You can work out your own actual costs based on your own individual usage using this guide. Just plug in the numbers against each tariff and work out what is the best deal for you!
The npower and British Gas tariffs have been updated with the price increases that apply from November.
|Company||tariff||Fuel||Daily standing charge||annual s/c cost £||unit rate(p) inc VAT per KWH||annual usage kwh||annual usage cost £||discounts£||total cost£ inc VAT|
|First Utility||i save v 12 dual fuel||Gas||19.74||72.05||3.648||18611||678.93||n/a|
|First Utility||i save v 12 dual fuel||Electricity||17.85||65.15||10.159||4232||429.93||n/a||1246.06|
|E.On||E.On Energy Discount||Gas||36.624||127.31||3.539||18611||627.19||10.00 of Per year|
|E.On||E.On Energy Discount||Electricity||30.1513||106.07||10.994||4232||443.09||1276.71|
|Npower||Energy Online Jan 2014||Gas||n/a||84.32||3.605||18611||636.50||n/a|
|Npower||Energy Online Nov 2013||Electricity||n/a||116.90||11.088||4232||469.24||n/a||1348.85|
|Scottish Power||variable||Gas||n/a||n/a||7.796 1st 225 kwh per qtr then 3.459||18611||768.97||16.80 per year|
|Scottish Power||variable||Electricity||n/a||n/a||21.621 1st 225 pq then 11.67||4232||590.20||1342.37|
|British Gas||Online variable Nov 2013||Gas||22.972||83.85||4.162||18611||774.59||15.00 per year|
|British Gas||Online variable Nov 2013||Electricity||15.020||54.82||11.917||4232||504.33||1402.59|
|EDF||Standard variable tariff||Gas||26.25||95.81||4.244||18611||789.85||n/a|
|EDF||Standard variable tariff||Electricity||18.90||68.98||14.36||4232||607.71||n/a||1562.35|

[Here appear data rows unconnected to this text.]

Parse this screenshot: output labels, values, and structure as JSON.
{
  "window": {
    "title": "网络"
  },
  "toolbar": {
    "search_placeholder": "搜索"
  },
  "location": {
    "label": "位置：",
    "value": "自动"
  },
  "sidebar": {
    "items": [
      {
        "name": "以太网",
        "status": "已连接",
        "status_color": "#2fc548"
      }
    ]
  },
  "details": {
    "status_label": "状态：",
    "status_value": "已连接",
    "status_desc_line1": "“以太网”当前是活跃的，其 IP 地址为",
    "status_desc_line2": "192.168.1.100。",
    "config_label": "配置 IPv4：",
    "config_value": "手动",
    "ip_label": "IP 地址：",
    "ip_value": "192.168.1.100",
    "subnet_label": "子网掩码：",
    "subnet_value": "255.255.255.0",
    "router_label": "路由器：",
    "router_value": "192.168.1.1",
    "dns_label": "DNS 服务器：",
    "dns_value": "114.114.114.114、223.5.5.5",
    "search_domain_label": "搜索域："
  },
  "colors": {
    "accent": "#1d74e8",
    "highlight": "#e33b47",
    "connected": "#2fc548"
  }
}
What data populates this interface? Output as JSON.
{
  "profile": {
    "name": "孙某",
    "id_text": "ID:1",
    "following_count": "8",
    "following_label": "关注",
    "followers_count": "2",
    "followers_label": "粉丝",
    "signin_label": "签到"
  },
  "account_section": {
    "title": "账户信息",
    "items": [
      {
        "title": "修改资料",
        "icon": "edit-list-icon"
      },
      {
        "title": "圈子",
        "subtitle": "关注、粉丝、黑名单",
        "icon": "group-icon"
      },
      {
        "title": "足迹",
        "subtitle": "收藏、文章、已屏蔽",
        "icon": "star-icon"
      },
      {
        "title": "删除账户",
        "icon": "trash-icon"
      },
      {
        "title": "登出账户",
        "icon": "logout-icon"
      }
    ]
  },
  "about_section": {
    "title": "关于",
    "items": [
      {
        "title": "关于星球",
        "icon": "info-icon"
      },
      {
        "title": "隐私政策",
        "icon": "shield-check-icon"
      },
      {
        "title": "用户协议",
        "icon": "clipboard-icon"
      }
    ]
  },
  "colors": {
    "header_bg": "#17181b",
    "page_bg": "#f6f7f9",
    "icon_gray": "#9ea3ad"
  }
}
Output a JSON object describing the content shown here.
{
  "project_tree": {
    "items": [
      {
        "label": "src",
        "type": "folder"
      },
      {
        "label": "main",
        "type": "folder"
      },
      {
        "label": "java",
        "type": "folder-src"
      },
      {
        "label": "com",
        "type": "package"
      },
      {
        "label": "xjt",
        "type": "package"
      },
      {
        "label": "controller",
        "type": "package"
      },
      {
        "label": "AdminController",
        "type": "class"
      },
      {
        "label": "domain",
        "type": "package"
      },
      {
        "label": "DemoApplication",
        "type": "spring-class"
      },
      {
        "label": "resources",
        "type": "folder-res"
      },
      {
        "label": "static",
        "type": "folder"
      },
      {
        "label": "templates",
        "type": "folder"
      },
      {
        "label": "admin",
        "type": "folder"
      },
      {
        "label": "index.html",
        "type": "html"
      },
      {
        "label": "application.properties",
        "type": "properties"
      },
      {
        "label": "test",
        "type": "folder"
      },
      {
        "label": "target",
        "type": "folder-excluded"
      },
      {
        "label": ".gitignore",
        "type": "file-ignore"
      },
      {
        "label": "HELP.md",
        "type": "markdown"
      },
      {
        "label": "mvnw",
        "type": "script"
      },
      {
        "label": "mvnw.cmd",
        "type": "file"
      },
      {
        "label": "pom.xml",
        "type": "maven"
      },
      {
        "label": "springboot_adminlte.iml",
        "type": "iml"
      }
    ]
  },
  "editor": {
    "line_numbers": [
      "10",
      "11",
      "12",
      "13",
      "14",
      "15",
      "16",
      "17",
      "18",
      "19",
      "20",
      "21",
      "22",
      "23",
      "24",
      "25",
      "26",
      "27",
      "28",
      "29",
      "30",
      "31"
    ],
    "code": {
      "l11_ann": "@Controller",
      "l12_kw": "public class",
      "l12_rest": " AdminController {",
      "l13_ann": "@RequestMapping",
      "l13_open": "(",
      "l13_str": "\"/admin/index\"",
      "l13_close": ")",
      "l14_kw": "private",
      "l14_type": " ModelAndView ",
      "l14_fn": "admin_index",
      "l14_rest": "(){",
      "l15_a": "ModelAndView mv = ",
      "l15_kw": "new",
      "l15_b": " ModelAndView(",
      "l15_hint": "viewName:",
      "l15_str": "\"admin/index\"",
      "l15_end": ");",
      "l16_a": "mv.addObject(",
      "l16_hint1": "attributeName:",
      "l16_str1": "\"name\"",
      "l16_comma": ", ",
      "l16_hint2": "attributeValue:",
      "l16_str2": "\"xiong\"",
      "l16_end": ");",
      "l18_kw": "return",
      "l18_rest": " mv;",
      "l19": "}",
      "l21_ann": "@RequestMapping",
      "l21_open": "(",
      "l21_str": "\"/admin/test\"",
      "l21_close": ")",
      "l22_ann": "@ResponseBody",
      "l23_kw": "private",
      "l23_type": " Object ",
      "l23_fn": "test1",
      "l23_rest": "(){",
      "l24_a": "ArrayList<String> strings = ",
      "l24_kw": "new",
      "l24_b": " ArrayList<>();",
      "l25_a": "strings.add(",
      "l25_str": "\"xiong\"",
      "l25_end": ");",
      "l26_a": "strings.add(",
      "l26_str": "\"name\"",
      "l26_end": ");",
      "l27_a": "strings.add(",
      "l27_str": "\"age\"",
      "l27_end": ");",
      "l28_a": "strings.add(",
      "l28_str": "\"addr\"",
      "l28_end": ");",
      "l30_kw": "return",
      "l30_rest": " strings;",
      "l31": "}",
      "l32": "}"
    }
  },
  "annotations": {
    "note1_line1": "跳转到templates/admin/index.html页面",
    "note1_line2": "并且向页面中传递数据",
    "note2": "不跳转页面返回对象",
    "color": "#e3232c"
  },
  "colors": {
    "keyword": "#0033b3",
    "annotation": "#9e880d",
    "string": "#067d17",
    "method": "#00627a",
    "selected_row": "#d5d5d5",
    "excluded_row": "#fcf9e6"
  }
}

|SSE||variable||Gas||16.44||60.06||4.35||18611||809.58||£40 off s/c for dual fuel|